Allergan helped lead health-care higher amid its “preliminary friendly discussions” to merge with Pfizer. Vertex Pharmaceuticals Inc. added 5.1 percent after posting a third-quarter loss that was smaller than analysts’ estimates as sales of its new combination drug for cystic fibrosis grew faster than expected.
The Nasdaq Biotechnology Index erased an early climb, halting its longest rally in almost three months. Zimmer Biomet Holdings Inc. added 7.2 percent to a two-month high after raising its 2015 profit outlook and reinstating a stock buyback program.
Energy companies advanced as they head toward an October increase of more than 10 percent, the biggest monthly rally since 2011. The climb since September has been bolstered by Newfield Exploration Co., Apache Corp. and Transocean Ltd., with each up at least 18 percent. Thursday’s gains were paced by Anadarko Petroleum Corp. and Valero Energy Corp., rising more than 3.1 percent.
Among other companies moving on corporate news, Hanesbrands Inc. jumped 15 percent, its biggest since 2009. The clothing maker posted third-quarter profit that topped analysts’ estimates and raising its earnings forecast for the year, helped by increasing sales of activewear.

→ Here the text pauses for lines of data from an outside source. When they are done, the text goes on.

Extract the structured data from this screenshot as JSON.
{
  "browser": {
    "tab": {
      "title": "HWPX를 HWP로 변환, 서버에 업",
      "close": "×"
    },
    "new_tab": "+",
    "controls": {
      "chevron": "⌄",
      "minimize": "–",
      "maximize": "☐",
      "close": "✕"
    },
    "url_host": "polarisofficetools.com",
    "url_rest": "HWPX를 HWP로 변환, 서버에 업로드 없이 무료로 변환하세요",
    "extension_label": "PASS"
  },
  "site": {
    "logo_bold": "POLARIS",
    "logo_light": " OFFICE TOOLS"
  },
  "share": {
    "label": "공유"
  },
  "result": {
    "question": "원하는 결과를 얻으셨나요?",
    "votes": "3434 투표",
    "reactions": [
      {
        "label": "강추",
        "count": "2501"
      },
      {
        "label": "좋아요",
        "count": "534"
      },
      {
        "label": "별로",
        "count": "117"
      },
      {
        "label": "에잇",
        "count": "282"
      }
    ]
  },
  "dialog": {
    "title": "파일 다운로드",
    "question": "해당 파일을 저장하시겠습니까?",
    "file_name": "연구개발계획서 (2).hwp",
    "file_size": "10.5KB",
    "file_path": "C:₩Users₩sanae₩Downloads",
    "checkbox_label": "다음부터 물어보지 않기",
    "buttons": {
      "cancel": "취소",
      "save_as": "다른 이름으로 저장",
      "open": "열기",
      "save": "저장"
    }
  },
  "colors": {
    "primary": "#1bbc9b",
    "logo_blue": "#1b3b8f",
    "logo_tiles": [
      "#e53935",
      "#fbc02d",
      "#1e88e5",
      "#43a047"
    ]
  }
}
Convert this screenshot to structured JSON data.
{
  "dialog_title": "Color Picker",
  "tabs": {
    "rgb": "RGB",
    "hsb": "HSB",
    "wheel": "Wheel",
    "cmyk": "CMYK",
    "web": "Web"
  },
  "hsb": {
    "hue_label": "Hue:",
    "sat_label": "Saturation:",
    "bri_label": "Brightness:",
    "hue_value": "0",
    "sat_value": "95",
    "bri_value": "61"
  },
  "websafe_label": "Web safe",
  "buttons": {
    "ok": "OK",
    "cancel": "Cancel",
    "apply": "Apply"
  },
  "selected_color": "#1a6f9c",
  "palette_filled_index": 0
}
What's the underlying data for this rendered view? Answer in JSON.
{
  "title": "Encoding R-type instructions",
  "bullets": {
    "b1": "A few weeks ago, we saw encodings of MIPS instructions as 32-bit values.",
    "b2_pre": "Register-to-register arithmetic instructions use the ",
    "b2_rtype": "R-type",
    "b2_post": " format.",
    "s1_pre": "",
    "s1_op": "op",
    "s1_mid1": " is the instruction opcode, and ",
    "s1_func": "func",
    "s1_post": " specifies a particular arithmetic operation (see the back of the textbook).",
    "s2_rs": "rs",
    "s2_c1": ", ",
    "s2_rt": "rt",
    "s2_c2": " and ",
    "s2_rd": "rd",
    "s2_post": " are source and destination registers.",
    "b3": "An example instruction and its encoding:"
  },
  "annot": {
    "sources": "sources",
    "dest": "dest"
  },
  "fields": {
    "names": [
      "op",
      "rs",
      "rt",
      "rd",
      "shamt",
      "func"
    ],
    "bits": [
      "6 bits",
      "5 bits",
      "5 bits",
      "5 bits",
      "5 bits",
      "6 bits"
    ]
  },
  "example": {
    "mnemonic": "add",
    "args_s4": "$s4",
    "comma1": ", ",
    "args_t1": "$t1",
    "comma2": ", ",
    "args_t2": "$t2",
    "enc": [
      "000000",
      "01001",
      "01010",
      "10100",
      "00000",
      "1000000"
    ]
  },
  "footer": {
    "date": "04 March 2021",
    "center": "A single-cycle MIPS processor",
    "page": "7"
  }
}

Buffalo Wild Wings Inc. plunged 17 percent, the in eight years, after sales growth missed analysts’ estimates and the chicken-wing chain cut its profit forecast.
GoPro Inc. plummeted 15 percent to the lowest since it debuted last year, after the maker of action cameras reported profit and sales that trailed estimates. The company said the smaller Hero4 Session model introduced in July didn’t sell as well as it expected in the third quarter and its September price cut hurt revenue.